Author + information
- Received November 19, 2018
- Revision received February 15, 2019
- Accepted February 19, 2019
- Published online June 24, 2019.
- Claudio Humeres, PhD and
- Nikolaos G. Frangogiannis, MD∗ ()
- The Wilf Family Cardiovascular Research Institute, Department of Medicine (Cardiology), Albert Einstein College of Medicine, Bronx, New York
- ↵∗Address for correspondence:
Dr. Nikolaos G. Frangogiannis, The Wilf Family Cardiovascular Research Institute, Albert Einstein College of Medicine, 1300 Morris Park Avenue, Forchheimer G46B, Bronx, New York 10461.
• Cardiac fibroblasts become activated following injury and participate in repair and remodeling of the heart.
• The authors discuss the phenotypic alterations and role of fibroblasts in infarcted and failing hearts.
• In failing hearts, fibroblasts may deposit ECM proteins, increasing myocardial stiffness, but may also exert protective and reparative actions.
• Future studies will focus on characterization of the phenotypic heterogeneity of cardiac fibroblasts that may explain their functional diversity.
Expansion and activation of fibroblasts following cardiac injury is important for repair but may also contribute to fibrosis, remodeling, and dysfunction. The authors discuss the dynamic alterations of fibroblasts in failing and remodeling myocardium. Emerging concepts suggest that fibroblasts are not unidimensional cells that act exclusively by secreting extracellular matrix proteins, thus promoting fibrosis and diastolic dysfunction. In addition to their involvement in extracellular matrix expansion, activated fibroblasts may also exert protective actions, preserving the cardiac extracellular matrix, transducing survival signals to cardiomyocytes, and regulating inflammation and angiogenesis. The functional diversity of cardiac fibroblasts may reflect their phenotypic heterogeneity.
Dr. Frangogiannis’s laboratory is supported by National Institutes of Health grants R01 HL76246 and R01 HL85440 and by U.S. Department of Defense grants PR151134 and PR151029. Dr. Humeres is supported by American Heart Association post-doctoral award 19POST34450144. The authors have reported that they have no relationships relevant to the contents of this paper to disclose.
All authors attest they are in compliance with human studies committees and animal welfare regulations of the authors’ institutions and U.S. Food and Drug Administration guidelines, including patient consent where appropriate. For more information, visit the JACC: Basic to Translational Science author instructions page.
- Received November 19, 2018.
- Revision received February 15, 2019.
- Accepted February 19, 2019.
- 2019 The Authors
- Central Illustration
- Fibroblasts in Cardiac Homeostasis
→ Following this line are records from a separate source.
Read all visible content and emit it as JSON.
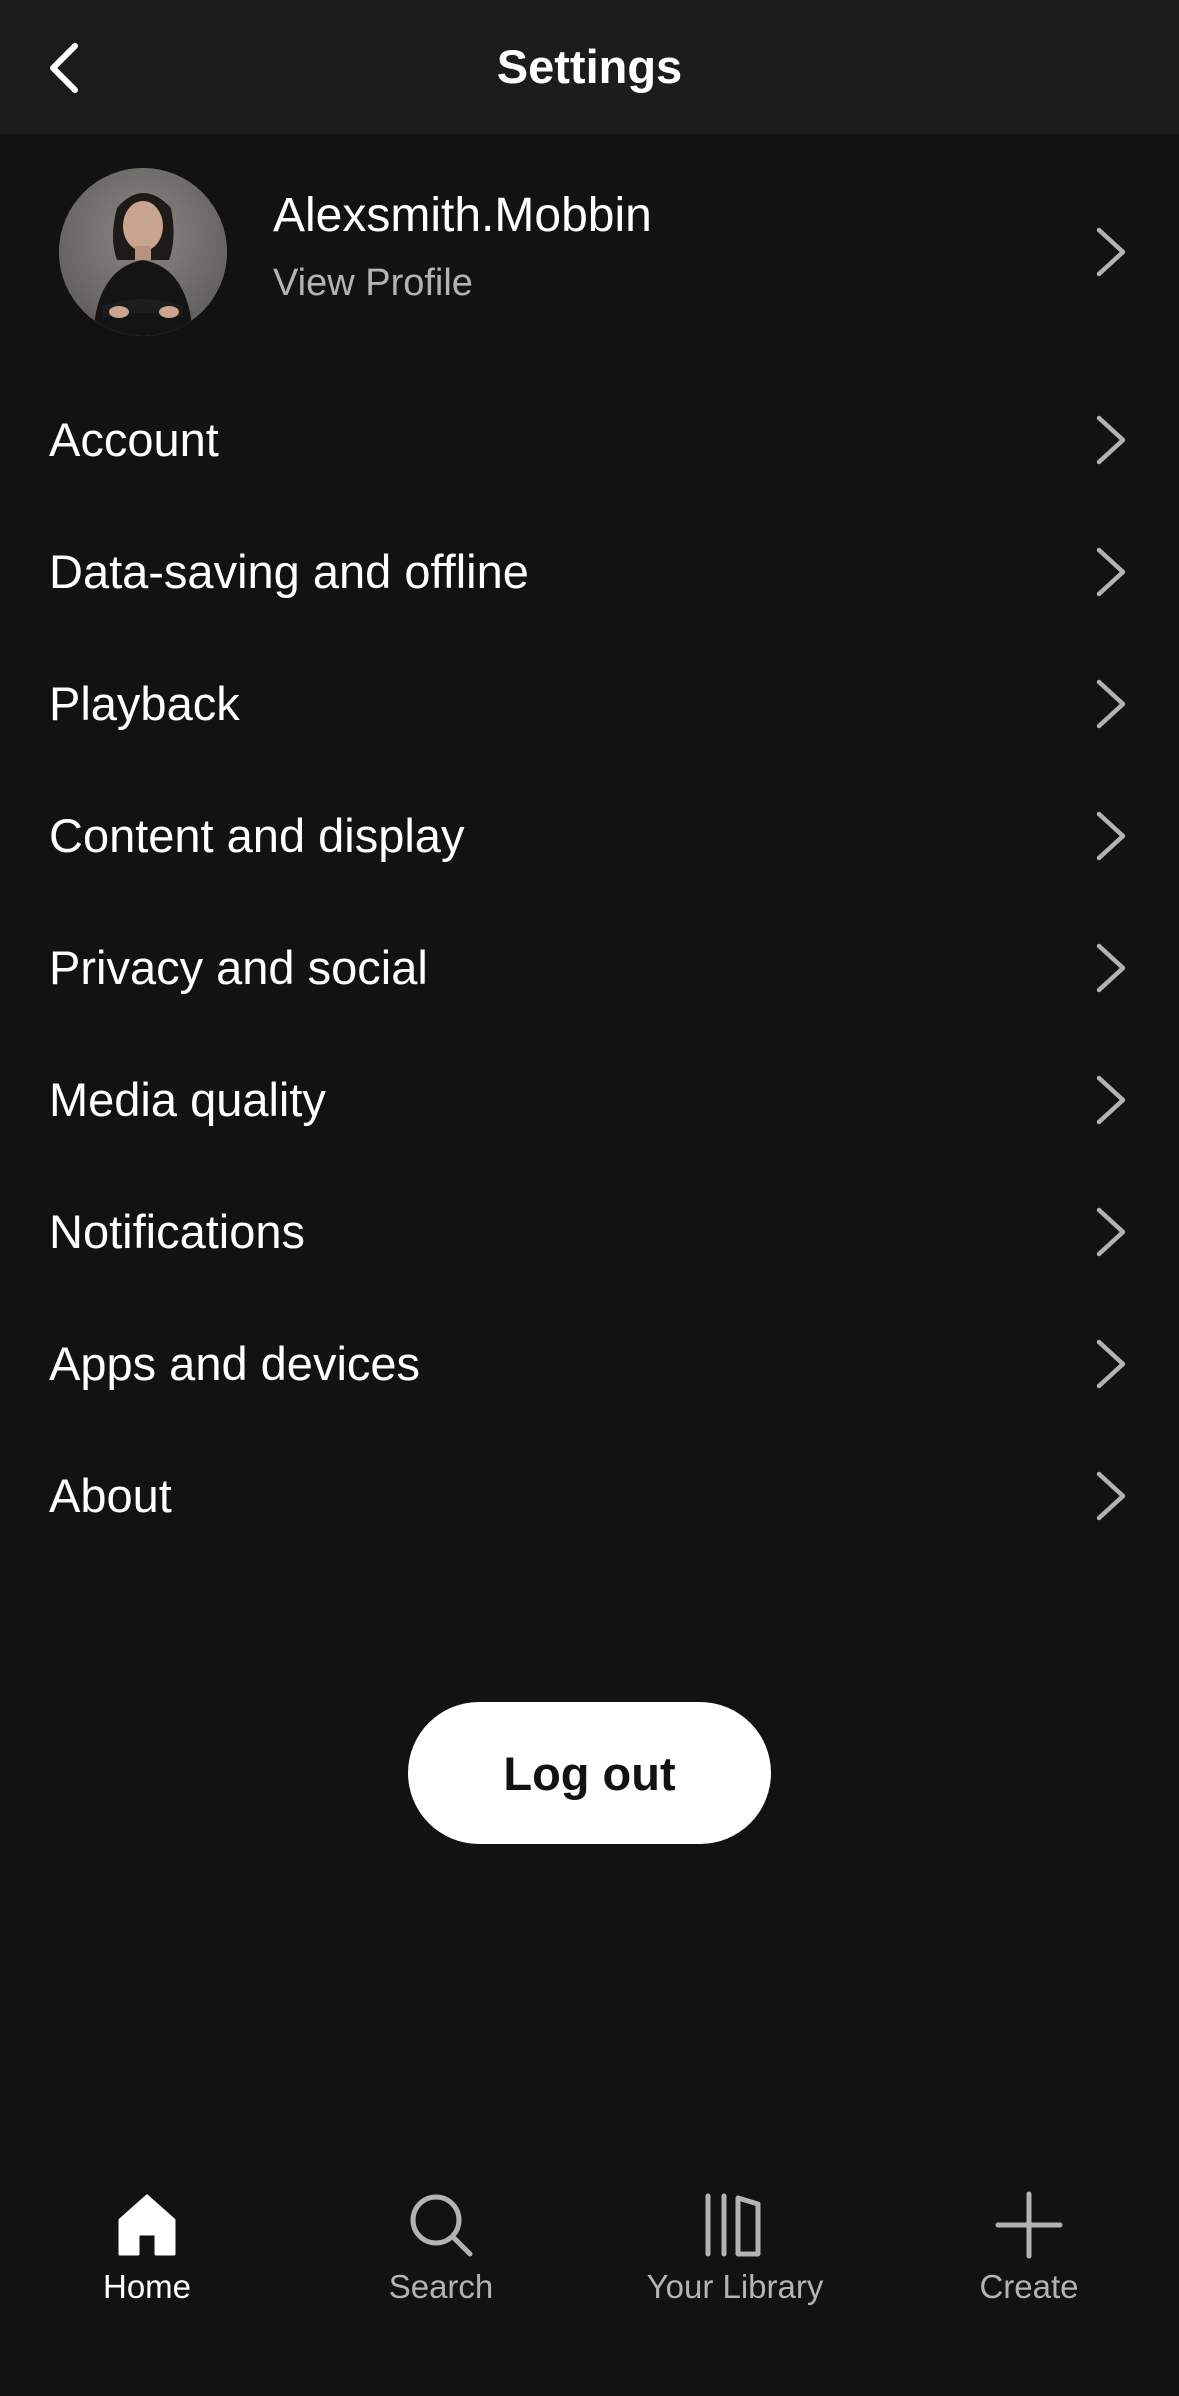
{
  "header": {
    "title": "Settings",
    "back_icon": "chevron-left-icon"
  },
  "profile": {
    "name": "Alexsmith.Mobbin",
    "subtitle": "View Profile"
  },
  "menu": [
    {
      "label": "Account"
    },
    {
      "label": "Data-saving and offline"
    },
    {
      "label": "Playback"
    },
    {
      "label": "Content and display"
    },
    {
      "label": "Privacy and social"
    },
    {
      "label": "Media quality"
    },
    {
      "label": "Notifications"
    },
    {
      "label": "Apps and devices"
    },
    {
      "label": "About"
    }
  ],
  "logout": {
    "label": "Log out"
  },
  "bottom_nav": [
    {
      "label": "Home",
      "icon": "home-icon",
      "active": true
    },
    {
      "label": "Search",
      "icon": "search-icon",
      "active": false
    },
    {
      "label": "Your Library",
      "icon": "library-icon",
      "active": false
    },
    {
      "label": "Create",
      "icon": "plus-icon",
      "active": false
    }
  ],
  "colors": {
    "background": "#121212",
    "header": "#1c1c1c",
    "text_primary": "#ffffff",
    "text_secondary": "#b3b3b3",
    "button": "#ffffff"
  }
}
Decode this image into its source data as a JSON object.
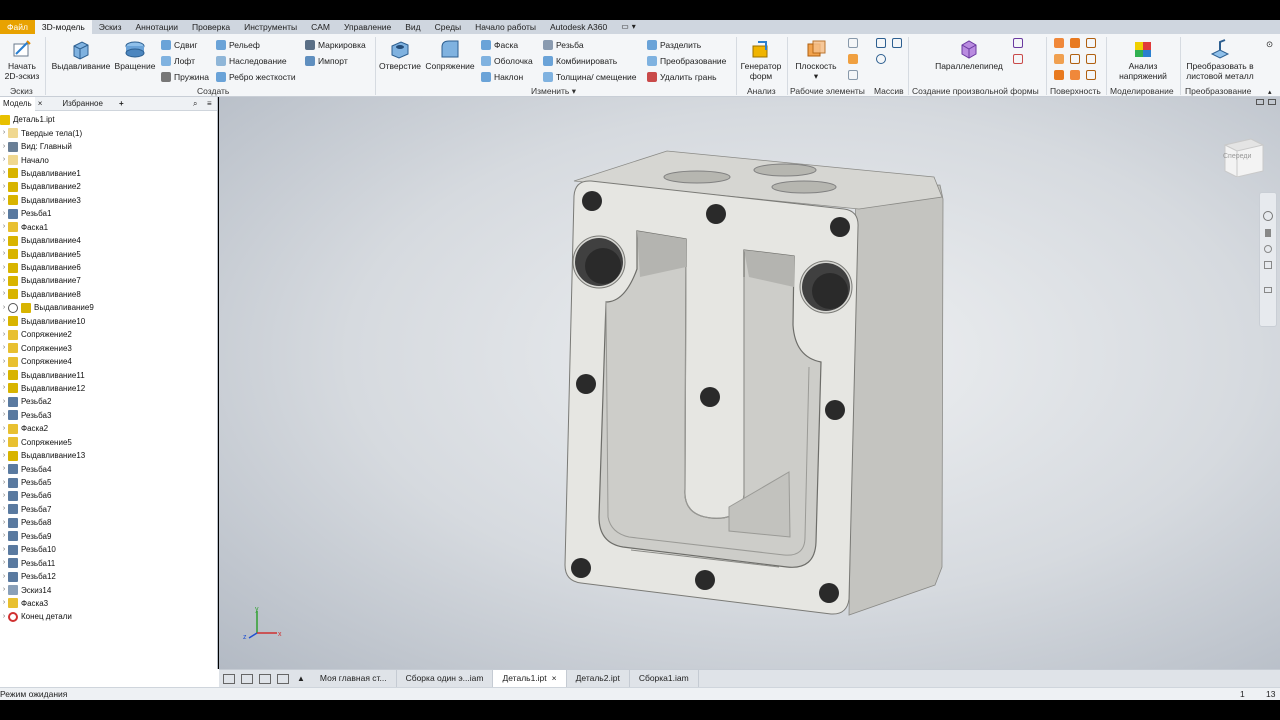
{
  "tabs": {
    "file": "Файл",
    "model3d": "3D-модель",
    "sketch": "Эскиз",
    "annotate": "Аннотации",
    "inspect": "Проверка",
    "tools": "Инструменты",
    "cam": "CAM",
    "manage": "Управление",
    "view": "Вид",
    "environments": "Среды",
    "getstarted": "Начало работы",
    "a360": "Autodesk A360"
  },
  "ribbon": {
    "start_sketch": "Начать",
    "start_sketch2": "2D-эскиз",
    "sketch_group": "Эскиз",
    "extrude": "Выдавливание",
    "revolve": "Вращение",
    "sweep": "Сдвиг",
    "loft": "Лофт",
    "coil": "Пружина",
    "emboss": "Рельеф",
    "derive": "Наследование",
    "rib": "Ребро жесткости",
    "decal": "Маркировка",
    "import": "Импорт",
    "create_group": "Создать",
    "hole": "Отверстие",
    "fillet": "Сопряжение",
    "chamfer": "Фаска",
    "shell": "Оболочка",
    "draft": "Наклон",
    "thread": "Резьба",
    "combine": "Комбинировать",
    "thicken": "Толщина/ смещение",
    "split": "Разделить",
    "direct": "Преобразование",
    "delete_face": "Удалить грань",
    "modify_group": "Изменить",
    "shape_gen1": "Генератор",
    "shape_gen2": "форм",
    "analysis_group": "Анализ",
    "plane": "Плоскость",
    "work_features_group": "Рабочие элементы",
    "pattern_group": "Массив",
    "box": "Параллелепипед",
    "freeform_group": "Создание произвольной формы",
    "surface_group": "Поверхность",
    "stress1": "Анализ",
    "stress2": "напряжений",
    "simulation_group": "Моделирование",
    "convert1": "Преобразовать в",
    "convert2": "листовой металл",
    "convert_group": "Преобразование"
  },
  "panel": {
    "tab_model": "Модель",
    "tab_close": "×",
    "tab_favorites": "Избранное",
    "tab_add": "+"
  },
  "tree": [
    {
      "label": "Деталь1.ipt",
      "icon": "part-icon",
      "level": 0
    },
    {
      "label": "Твердые тела(1)",
      "icon": "folder-icon",
      "level": 1
    },
    {
      "label": "Вид: Главный",
      "icon": "view-rep-icon",
      "level": 1
    },
    {
      "label": "Начало",
      "icon": "folder-icon",
      "level": 1
    },
    {
      "label": "Выдавливание1",
      "icon": "extrude-icon",
      "level": 1
    },
    {
      "label": "Выдавливание2",
      "icon": "extrude-icon",
      "level": 1
    },
    {
      "label": "Выдавливание3",
      "icon": "extrude-icon",
      "level": 1
    },
    {
      "label": "Резьба1",
      "icon": "thread-icon",
      "level": 1
    },
    {
      "label": "Фаска1",
      "icon": "chamfer-icon",
      "level": 1
    },
    {
      "label": "Выдавливание4",
      "icon": "extrude-icon",
      "level": 1
    },
    {
      "label": "Выдавливание5",
      "icon": "extrude-icon",
      "level": 1
    },
    {
      "label": "Выдавливание6",
      "icon": "extrude-icon",
      "level": 1
    },
    {
      "label": "Выдавливание7",
      "icon": "extrude-icon",
      "level": 1
    },
    {
      "label": "Выдавливание8",
      "icon": "extrude-icon",
      "level": 1
    },
    {
      "label": "Выдавливание9",
      "icon": "extrude-icon",
      "level": 2
    },
    {
      "label": "Выдавливание10",
      "icon": "extrude-icon",
      "level": 1
    },
    {
      "label": "Сопряжение2",
      "icon": "fillet-icon",
      "level": 1
    },
    {
      "label": "Сопряжение3",
      "icon": "fillet-icon",
      "level": 1
    },
    {
      "label": "Сопряжение4",
      "icon": "fillet-icon",
      "level": 1
    },
    {
      "label": "Выдавливание11",
      "icon": "extrude-icon",
      "level": 1
    },
    {
      "label": "Выдавливание12",
      "icon": "extrude-icon",
      "level": 1
    },
    {
      "label": "Резьба2",
      "icon": "thread-icon",
      "level": 1
    },
    {
      "label": "Резьба3",
      "icon": "thread-icon",
      "level": 1
    },
    {
      "label": "Фаска2",
      "icon": "chamfer-icon",
      "level": 1
    },
    {
      "label": "Сопряжение5",
      "icon": "fillet-icon",
      "level": 1
    },
    {
      "label": "Выдавливание13",
      "icon": "extrude-icon",
      "level": 1
    },
    {
      "label": "Резьба4",
      "icon": "thread-icon",
      "level": 1
    },
    {
      "label": "Резьба5",
      "icon": "thread-icon",
      "level": 1
    },
    {
      "label": "Резьба6",
      "icon": "thread-icon",
      "level": 1
    },
    {
      "label": "Резьба7",
      "icon": "thread-icon",
      "level": 1
    },
    {
      "label": "Резьба8",
      "icon": "thread-icon",
      "level": 1
    },
    {
      "label": "Резьба9",
      "icon": "thread-icon",
      "level": 1
    },
    {
      "label": "Резьба10",
      "icon": "thread-icon",
      "level": 1
    },
    {
      "label": "Резьба11",
      "icon": "thread-icon",
      "level": 1
    },
    {
      "label": "Резьба12",
      "icon": "thread-icon",
      "level": 1
    },
    {
      "label": "Эскиз14",
      "icon": "sketch-icon",
      "level": 1
    },
    {
      "label": "Фаска3",
      "icon": "chamfer-icon",
      "level": 1
    },
    {
      "label": "Конец детали",
      "icon": "end-of-part-icon",
      "level": 1
    }
  ],
  "viewcube_label": "Спереди",
  "doc_tabs": [
    {
      "label": "Моя главная ст...",
      "active": false
    },
    {
      "label": "Сборка один э...iam",
      "active": false
    },
    {
      "label": "Деталь1.ipt",
      "active": true
    },
    {
      "label": "Деталь2.ipt",
      "active": false
    },
    {
      "label": "Сборка1.iam",
      "active": false
    }
  ],
  "doc_tab_close": "×",
  "status": {
    "text": "Режим ожидания",
    "n1": "1",
    "n2": "13"
  },
  "colors": {
    "file_tab": "#e8a200",
    "extrude_icon": "#d8b400",
    "viewport_center": "#eef0f2",
    "viewport_edge": "#b3bac4",
    "model_face": "#e6e6e2"
  }
}
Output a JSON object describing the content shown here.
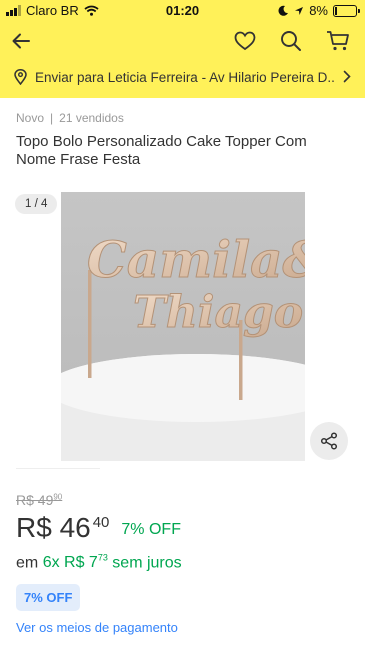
{
  "status_bar": {
    "carrier": "Claro BR",
    "time": "01:20",
    "battery": "8%",
    "icons": [
      "signal-icon",
      "wifi-icon",
      "moon-icon",
      "location-arrow-icon",
      "battery-icon"
    ]
  },
  "nav": {
    "icons": [
      "back-arrow-icon",
      "heart-icon",
      "search-icon",
      "cart-icon"
    ]
  },
  "address": {
    "text": "Enviar para Leticia Ferreira - Av Hilario Pereira D..."
  },
  "product": {
    "condition": "Novo",
    "separator": "|",
    "sold": "21 vendidos",
    "title": "Topo Bolo Personalizado Cake Topper Com Nome Frase Festa"
  },
  "gallery": {
    "counter": "1 / 4",
    "topper_line1": "Camila&",
    "topper_line2": "Thiago"
  },
  "pricing": {
    "old_currency": "R$ 49",
    "old_cents": "90",
    "currency": "R$ 46",
    "cents": "40",
    "discount": "7% OFF",
    "installment_prefix": "em",
    "installment_value": "6x R$ 7",
    "installment_cents": "73",
    "installment_suffix": "sem juros",
    "badge": "7% OFF",
    "payments_link": "Ver os meios de pagamento"
  },
  "colors": {
    "header_yellow": "#fff159",
    "link_blue": "#3483fa",
    "green": "#00a650"
  }
}
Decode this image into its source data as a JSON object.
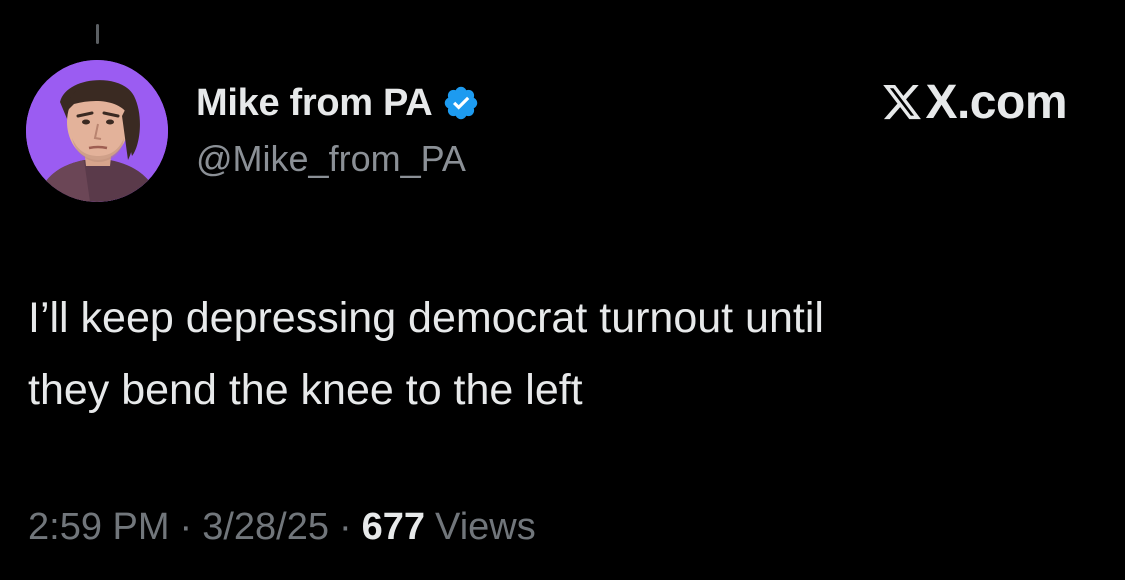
{
  "tweet": {
    "author": {
      "display_name": "Mike from PA",
      "handle": "@Mike_from_PA",
      "verified": true,
      "avatar_icon": "profile-photo",
      "avatar_bg_color": "#9b5cf2"
    },
    "brand": {
      "text": "X.com",
      "icon": "x-logo-icon"
    },
    "body_line_1": "I’ll keep depressing democrat turnout until",
    "body_line_2": "they bend the knee to the left",
    "time": "2:59 PM",
    "date": "3/28/25",
    "separator": "·",
    "views_count": "677",
    "views_label": "Views",
    "colors": {
      "background": "#000000",
      "text_primary": "#e7e9ea",
      "text_secondary": "#71767b",
      "verified_badge": "#1d9bf0"
    }
  }
}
- Phenotypic Changes and Role of Cardiac Fibroblasts in the Infarcted Myocardium
- The Fibroblasts in the Pressure-Overloaded Myocardium
- Fibroblasts in the Volume-Overloaded Heart
- Fibroblast Activation in the Aging and Diabetic Heart
- Conclusions and Future Directions